|State and local gov. spending, excl. fed funds, pct of personal income|
|5||North Dakota||14.1%||22||New Jersey||12.5%||38||Arizona||11.4%|
|16||Kansas||12.9%||33||Rhode Island||11.8%||49||New Hampshire||9.7%|
|17||North Carolina||12.7%||50||South Dakota||9.6%|
Ohio is now even further up the scale, essentially tied for 14th place with Iowa and Kansas.
This is the true government burden on taxpayers in Ohio. Given that Ohio, according to Bureau of Economic Analysis data, has one of the two worst GDP growth rates over the past decade (Michigan is The Buckeye State’s only competitor at the bottom) it is worth taking the government burden on Ohioans very seriously.
There is one last point to add to this. Even if we stay focused on state income taxes, and even if they on average impose a moderate burden on taxpayers, the structure of the income tax is in itself a burden. Ohio has nine income brackets, which makes the state’s income tax one of the most work-discouraging in the country. Hawaii imposes an astounding 12 brackets, Missouri has 10 and Iowa matches Ohio’s 9 brackets.
However, Iowa flattens out its tax (imposes the highest bracket) at less than $29,000, and Missouri reaches its highest bracket at a low $9,000 annual income (both for single filers). Ohio, by contrast, spreads its brackets out over incomes up to $200,000 (single filers).
This means, in plain English, that while comparable states stop penalizing people who work hard, educate themselves, start businesses and pursue a career at some point, Ohio keeps going after them deep into the six figures.
It is pure fiction to say that Ohio does not need tax cuts.

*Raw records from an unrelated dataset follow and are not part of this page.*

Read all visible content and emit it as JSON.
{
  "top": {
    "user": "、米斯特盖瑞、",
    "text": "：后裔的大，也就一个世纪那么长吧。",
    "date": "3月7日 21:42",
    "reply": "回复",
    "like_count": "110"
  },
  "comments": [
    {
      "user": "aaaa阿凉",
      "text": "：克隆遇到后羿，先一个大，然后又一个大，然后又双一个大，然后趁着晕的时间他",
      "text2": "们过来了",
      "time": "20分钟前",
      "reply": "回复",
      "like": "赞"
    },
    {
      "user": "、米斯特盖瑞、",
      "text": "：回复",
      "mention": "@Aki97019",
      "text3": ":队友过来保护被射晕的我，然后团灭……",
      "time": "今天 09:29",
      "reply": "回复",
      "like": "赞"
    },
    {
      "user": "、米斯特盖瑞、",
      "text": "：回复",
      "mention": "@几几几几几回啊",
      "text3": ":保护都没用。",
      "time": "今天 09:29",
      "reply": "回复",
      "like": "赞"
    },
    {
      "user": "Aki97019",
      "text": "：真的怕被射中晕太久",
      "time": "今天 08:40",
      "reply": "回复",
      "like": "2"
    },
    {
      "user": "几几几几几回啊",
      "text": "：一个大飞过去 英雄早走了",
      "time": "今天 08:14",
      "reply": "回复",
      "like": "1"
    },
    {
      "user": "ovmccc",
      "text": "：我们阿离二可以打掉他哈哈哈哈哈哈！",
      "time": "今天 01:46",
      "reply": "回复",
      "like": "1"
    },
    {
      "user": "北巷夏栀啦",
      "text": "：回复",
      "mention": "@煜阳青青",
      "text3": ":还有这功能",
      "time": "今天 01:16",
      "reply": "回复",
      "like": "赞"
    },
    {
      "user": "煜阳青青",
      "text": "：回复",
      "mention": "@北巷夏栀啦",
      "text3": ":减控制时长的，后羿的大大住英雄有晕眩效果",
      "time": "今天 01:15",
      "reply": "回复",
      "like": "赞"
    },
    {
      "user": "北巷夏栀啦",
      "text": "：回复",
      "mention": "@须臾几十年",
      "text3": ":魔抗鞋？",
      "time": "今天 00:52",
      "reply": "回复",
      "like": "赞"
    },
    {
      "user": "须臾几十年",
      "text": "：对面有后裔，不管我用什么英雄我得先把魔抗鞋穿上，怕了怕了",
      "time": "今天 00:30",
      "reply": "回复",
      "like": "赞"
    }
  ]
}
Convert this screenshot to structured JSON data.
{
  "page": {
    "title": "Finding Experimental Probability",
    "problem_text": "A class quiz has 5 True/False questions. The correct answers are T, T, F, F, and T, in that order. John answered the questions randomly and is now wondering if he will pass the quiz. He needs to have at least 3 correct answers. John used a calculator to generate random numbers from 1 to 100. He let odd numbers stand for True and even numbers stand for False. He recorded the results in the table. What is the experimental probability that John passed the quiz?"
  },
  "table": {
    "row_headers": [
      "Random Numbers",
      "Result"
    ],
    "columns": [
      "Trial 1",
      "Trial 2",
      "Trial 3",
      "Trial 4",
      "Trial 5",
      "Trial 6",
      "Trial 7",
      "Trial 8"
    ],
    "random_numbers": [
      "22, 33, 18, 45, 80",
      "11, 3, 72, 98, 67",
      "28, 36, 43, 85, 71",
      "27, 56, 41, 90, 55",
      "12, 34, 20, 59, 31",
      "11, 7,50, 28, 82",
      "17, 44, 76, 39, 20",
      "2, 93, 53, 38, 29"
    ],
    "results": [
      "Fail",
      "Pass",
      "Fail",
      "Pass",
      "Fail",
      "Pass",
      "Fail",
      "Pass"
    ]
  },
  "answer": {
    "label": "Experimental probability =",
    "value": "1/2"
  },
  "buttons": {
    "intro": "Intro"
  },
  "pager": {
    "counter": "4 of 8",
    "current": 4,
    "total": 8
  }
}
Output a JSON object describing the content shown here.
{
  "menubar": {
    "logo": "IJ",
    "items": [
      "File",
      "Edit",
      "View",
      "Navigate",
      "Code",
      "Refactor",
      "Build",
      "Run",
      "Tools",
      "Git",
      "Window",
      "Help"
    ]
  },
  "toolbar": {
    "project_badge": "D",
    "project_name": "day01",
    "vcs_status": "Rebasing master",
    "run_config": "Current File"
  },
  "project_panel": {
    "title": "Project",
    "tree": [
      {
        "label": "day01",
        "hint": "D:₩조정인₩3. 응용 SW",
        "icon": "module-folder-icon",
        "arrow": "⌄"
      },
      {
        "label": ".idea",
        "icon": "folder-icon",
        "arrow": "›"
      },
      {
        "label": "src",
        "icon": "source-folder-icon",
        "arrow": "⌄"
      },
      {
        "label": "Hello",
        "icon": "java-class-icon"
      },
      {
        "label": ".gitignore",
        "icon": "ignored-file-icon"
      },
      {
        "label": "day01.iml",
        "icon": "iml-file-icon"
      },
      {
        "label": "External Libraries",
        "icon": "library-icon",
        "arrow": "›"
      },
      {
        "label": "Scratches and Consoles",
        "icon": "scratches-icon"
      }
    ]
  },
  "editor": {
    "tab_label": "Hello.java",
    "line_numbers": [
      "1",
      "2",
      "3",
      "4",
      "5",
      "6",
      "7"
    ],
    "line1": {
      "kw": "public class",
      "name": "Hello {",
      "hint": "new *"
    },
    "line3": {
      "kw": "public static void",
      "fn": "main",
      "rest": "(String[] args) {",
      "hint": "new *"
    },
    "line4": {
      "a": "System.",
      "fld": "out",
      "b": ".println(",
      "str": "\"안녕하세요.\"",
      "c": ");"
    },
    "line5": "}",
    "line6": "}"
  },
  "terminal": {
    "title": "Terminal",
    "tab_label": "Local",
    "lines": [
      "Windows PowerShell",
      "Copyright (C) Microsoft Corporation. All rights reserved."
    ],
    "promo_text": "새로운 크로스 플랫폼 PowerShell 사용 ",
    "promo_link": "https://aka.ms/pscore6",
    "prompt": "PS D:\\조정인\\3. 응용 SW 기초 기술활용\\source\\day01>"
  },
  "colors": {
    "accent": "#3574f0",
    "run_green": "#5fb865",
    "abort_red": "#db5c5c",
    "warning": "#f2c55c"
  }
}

Ohio taxpayers do need tax cuts, and they need them badly. Is it too much to ask of the opponents to tax cuts that they do their homework before they try to stop Governor Kasich from making lives a little easier for Ohio families?